- Experts

News stories on public health and medicine often include the views of experts interviewed to back up the claims, provide context, or confirm the way in which the data is interpreted. We check the reputation of these experts.

We also check if the experts are free of conflicts of interest that could lead to bias. A real expert will declare his or her conflict of interest at the time of providing an interview or writing an article. Undisclosed conflicts of interest are a second warning sign.

- Magical cures

We are immediately suspicious of news stories and reports that present the testimony of a person who claims that an unknown product cured an acute disease in record time. Such claims are a third warning sign. A news story is also unreliable if it claims, without presenting any evidence, that a cure “worked well for a celebrity.”

- Publicity reporting

Every day dozens of news stories and reports announce incredible new drugs and medical advances. Such stories frequently offer the hope of a cure that does what conventional medicine cannot. However, they are unreliable and of little use if they do not provide scientific evidence, do not quote other experts, and do not reveal the limitations of the product or the study. Stories that lack the abovementioned information are the fourth warning sign: they are publicity reporting disguised as news.

- Superfoods

Moringa, collagen powder, chia seed capsules, and a series of packaged products offered in supermarkets and health food stores as superfoods—these are nutrients that in some cases prevent acute diseases such as cancer, diabetes, and osteoarthritis. The fifth warning sign appears on the marketed product’s sanitary registry: if this is all the product displays, most of the therapeutic properties described on the label are misleading advertising.

- Websites

The sixth warning sign is unidentified information or data from sites on the Internet. Blogs, websites, and YouTube channels are popular spaces to promote a product or a medicinal therapy. We are suspicious of any that fail to mention sponsors or provide scientific evidence.

¿Quiénes nos apoyan?

Los periodistas de Salud con lupa contamos con la colaboración de colegios profesionales, sociedades científicas, universidades, think tanks y colectivos civiles de salud para contrastar datos y difundir información confiable sobre salud en internet.

Este espacio servirá también para rastrear todo lo que se esconde detrás de los titulares de las notas de salud y bienestar que publican los medios de comunicación. Estaremos alertas a las incorrectas interpretaciones de estadísticas médicas, la exageración de resultados de estudios y de investigaciones divulgadas sin el previo esclarecimiento de los intereses de sus patrocinadores.

¿Te interesa ayudarnos?

A partir de ahora abrimos el correo [email protected] para que nos envíen posibles dudas de noticias falsas sobre salud que encuentren en la web para que los ayudemos a aclararlas o, de ser el caso, desmentirlas.


Nuestros lectores son el corazón de este espacio.
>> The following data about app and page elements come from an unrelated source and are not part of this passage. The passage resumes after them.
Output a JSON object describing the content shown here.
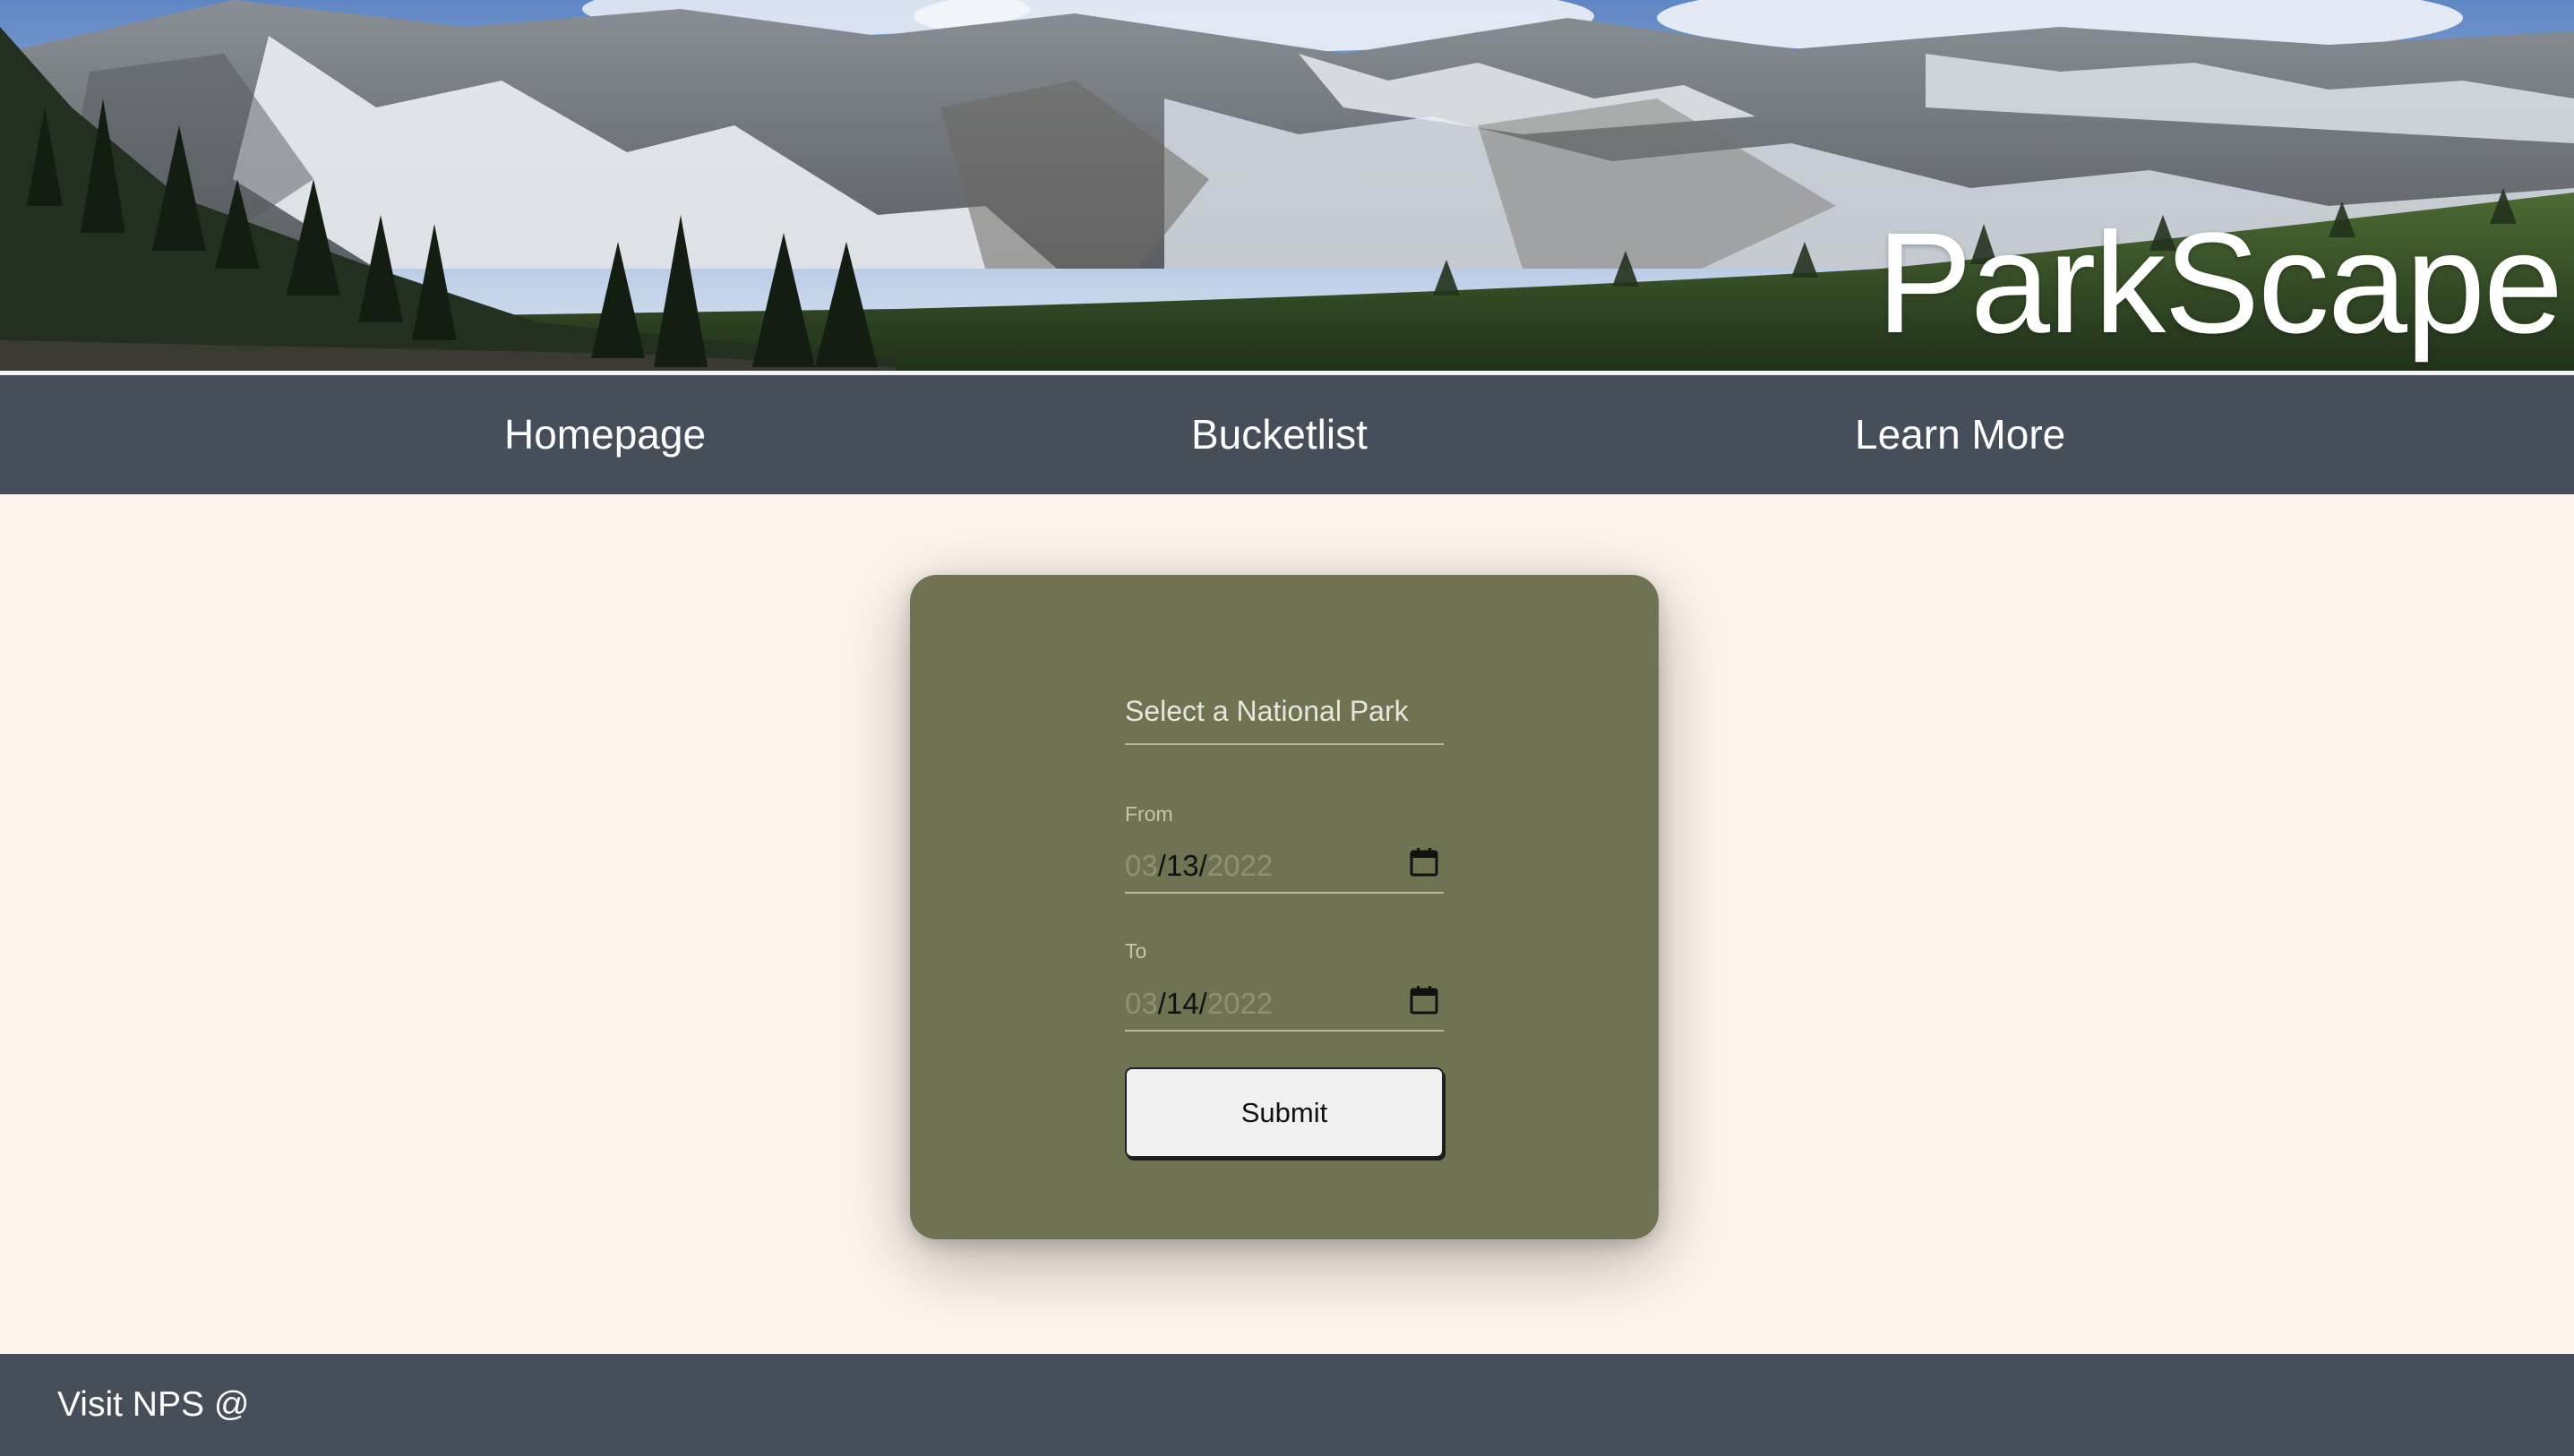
{
  "header": {
    "brand": "ParkScape"
  },
  "nav": {
    "items": [
      {
        "label": "Homepage"
      },
      {
        "label": "Bucketlist"
      },
      {
        "label": "Learn More"
      }
    ]
  },
  "form": {
    "park_select_placeholder": "Select a National Park",
    "from": {
      "label": "From",
      "month": "03",
      "day": "13",
      "year": "2022",
      "sep": "/"
    },
    "to": {
      "label": "To",
      "month": "03",
      "day": "14",
      "year": "2022",
      "sep": "/"
    },
    "submit_label": "Submit"
  },
  "footer": {
    "text": "Visit NPS @"
  },
  "colors": {
    "nav_bg": "#454e59",
    "page_bg": "#fdf5ee",
    "card_bg": "#707351",
    "button_bg": "#f0f0f0"
  },
  "icons": {
    "date_picker": "calendar-icon"
  }
}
Únete para recibir los contenidos y conocer las distintas formas de cómo puedes integrarte a la comunidad de Salud con lupa.